Movement Tip: Get More Out Of Your Hip Flexor Stretch

Tight hip flexors are common these days.  Here’s how to get more out of your hip flexor stretching.

We’re going to use a PNF (proprioceptive neuromuscular facilitation) technique, also known as MET (muscle energy technique).  Some benefits of using this over a passive stretch are:

  • Getting a deeper stretch
  • Building a neuromuscular connection
  • Creating mobility, not just flexibility
  • Longer lasting effect
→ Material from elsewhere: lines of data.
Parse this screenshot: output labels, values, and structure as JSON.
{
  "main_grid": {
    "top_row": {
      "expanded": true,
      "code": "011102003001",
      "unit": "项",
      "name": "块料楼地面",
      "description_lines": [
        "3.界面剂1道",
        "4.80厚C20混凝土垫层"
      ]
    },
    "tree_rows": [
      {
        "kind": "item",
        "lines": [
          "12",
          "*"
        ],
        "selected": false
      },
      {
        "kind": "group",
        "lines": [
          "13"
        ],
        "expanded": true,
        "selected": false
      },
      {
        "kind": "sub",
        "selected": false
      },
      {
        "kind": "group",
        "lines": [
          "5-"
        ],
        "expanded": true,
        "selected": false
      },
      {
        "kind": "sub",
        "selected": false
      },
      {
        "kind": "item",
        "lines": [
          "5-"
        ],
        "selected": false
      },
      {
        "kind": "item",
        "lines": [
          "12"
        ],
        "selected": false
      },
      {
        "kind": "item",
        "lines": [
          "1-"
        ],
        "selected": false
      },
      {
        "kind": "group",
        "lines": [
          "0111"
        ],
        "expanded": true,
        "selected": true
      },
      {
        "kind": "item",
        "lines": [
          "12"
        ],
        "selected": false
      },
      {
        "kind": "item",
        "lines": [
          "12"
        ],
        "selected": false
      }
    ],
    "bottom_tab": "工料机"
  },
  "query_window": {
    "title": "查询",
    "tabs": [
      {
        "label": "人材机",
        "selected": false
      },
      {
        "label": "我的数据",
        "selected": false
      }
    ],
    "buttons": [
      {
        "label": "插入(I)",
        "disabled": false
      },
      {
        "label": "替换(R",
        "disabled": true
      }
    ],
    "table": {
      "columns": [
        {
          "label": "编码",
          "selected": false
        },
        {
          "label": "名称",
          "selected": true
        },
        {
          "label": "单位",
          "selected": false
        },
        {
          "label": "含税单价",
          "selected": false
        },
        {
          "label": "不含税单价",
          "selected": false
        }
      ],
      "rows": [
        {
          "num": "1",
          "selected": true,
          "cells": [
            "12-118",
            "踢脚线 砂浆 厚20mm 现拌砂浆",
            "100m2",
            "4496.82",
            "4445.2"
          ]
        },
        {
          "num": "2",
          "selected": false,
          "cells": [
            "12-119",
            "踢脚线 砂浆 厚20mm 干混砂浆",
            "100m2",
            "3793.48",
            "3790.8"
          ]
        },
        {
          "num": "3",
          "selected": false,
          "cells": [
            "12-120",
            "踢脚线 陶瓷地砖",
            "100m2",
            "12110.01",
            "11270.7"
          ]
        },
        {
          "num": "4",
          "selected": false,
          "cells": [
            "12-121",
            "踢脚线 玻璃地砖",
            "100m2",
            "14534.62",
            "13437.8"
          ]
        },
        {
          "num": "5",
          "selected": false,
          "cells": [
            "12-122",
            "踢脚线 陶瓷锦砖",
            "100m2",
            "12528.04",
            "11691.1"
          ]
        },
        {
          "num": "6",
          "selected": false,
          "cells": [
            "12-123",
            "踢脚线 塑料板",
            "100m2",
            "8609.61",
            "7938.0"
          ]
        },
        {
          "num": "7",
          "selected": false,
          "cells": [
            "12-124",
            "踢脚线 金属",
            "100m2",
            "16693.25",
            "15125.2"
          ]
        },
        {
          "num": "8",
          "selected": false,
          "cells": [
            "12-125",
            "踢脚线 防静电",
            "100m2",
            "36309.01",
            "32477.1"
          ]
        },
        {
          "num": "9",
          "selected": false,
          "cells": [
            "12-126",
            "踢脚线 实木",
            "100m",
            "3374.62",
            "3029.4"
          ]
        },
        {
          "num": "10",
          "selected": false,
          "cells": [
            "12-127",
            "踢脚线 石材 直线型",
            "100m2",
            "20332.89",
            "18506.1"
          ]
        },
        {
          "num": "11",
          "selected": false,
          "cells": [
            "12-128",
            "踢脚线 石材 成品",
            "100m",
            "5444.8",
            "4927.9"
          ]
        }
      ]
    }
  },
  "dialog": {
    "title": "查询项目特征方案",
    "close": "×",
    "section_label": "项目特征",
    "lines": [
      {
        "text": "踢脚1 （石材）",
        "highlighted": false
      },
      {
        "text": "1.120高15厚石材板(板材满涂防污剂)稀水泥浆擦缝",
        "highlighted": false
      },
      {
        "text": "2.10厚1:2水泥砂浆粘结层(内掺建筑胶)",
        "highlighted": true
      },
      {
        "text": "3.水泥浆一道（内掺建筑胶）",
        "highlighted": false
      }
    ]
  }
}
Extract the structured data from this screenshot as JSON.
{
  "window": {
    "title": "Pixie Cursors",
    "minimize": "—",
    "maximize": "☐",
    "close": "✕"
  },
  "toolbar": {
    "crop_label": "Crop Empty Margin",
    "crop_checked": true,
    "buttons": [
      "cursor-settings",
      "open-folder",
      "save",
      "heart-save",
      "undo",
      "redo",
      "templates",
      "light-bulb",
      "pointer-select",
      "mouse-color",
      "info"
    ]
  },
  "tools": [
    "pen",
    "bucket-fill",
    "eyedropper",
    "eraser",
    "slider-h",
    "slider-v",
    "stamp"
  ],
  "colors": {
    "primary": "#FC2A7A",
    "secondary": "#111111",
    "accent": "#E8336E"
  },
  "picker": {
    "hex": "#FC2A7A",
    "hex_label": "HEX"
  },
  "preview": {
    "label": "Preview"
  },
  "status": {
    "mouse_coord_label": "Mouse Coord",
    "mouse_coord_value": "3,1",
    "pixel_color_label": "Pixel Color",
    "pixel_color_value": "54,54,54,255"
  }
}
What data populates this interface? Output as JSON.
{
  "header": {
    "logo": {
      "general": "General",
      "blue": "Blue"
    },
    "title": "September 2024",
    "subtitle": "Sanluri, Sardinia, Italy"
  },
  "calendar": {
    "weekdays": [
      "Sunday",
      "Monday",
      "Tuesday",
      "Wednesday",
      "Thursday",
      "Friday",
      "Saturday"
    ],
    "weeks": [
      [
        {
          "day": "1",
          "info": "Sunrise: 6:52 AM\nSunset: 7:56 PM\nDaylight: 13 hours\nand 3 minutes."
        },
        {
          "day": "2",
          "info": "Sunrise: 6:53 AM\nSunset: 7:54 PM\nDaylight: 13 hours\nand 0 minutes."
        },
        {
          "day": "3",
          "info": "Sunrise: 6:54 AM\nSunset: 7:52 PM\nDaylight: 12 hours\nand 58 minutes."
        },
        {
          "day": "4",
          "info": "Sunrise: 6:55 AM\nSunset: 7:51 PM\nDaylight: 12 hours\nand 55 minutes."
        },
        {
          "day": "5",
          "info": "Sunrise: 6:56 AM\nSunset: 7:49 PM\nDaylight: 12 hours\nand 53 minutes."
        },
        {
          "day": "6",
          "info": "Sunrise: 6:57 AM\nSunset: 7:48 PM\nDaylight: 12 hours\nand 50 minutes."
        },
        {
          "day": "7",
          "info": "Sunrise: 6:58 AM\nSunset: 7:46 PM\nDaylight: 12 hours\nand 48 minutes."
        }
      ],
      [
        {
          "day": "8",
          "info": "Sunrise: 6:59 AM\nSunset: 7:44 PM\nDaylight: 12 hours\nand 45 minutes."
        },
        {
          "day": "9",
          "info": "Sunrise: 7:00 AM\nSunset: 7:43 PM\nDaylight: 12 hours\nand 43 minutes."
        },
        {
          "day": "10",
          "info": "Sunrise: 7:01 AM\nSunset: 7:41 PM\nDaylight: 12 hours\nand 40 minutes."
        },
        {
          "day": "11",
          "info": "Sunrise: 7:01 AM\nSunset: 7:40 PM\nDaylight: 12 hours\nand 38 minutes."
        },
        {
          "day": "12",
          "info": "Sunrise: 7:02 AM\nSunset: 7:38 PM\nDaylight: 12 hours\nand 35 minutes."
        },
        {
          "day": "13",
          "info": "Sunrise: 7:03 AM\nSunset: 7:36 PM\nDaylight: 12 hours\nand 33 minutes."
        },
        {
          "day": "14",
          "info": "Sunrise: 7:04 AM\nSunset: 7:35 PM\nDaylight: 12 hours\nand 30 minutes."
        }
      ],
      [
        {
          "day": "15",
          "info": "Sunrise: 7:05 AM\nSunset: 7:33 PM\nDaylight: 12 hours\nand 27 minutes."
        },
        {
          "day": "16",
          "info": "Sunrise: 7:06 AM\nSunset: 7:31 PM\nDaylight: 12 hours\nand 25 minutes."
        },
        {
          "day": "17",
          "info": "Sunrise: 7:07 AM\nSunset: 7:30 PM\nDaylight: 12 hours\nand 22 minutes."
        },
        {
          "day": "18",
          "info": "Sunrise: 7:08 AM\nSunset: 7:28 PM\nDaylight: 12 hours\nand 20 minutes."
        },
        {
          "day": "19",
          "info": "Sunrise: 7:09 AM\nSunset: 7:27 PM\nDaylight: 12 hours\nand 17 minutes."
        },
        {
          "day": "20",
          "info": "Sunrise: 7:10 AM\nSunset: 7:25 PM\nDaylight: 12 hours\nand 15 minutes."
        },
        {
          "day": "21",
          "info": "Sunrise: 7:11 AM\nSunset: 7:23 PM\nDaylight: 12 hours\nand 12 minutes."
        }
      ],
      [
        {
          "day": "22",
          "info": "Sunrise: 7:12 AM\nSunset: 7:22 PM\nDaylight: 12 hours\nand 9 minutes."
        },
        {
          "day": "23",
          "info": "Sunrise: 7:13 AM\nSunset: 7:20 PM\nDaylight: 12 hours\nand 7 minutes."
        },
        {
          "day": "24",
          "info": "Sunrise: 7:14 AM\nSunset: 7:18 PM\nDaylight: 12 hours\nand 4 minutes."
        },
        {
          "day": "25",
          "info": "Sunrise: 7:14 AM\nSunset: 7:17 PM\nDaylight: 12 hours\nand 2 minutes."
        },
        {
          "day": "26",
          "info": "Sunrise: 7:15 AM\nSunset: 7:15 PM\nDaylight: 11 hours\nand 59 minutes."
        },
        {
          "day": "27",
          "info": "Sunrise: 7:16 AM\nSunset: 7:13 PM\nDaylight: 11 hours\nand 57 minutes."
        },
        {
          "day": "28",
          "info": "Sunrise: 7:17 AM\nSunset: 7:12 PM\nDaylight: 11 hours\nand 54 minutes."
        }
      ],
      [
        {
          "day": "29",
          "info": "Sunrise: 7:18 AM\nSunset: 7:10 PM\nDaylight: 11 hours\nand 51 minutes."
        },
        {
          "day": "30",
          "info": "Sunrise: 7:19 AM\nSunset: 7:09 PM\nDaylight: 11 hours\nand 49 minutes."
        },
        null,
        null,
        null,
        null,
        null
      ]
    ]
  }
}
How does this work?  By using a submaximal contraction of the same muscle we are stretching followed by the stretch itself, we can take advantage of a response called autogenic inhibition.  Without getting into the fancy terminology, this basically creates a relaxion response that allows us to sink a little deeper into the stretch.  By contracting the muscle in the lengthened position we’re creating neural pathways that let the brain and body know we can use this muscle in this lengthened state.  Knowing we can use the muscle begins to create a new range of motion that you can build control with.  Control of your flexibility is mobility.  This gives you a longer lasting effect.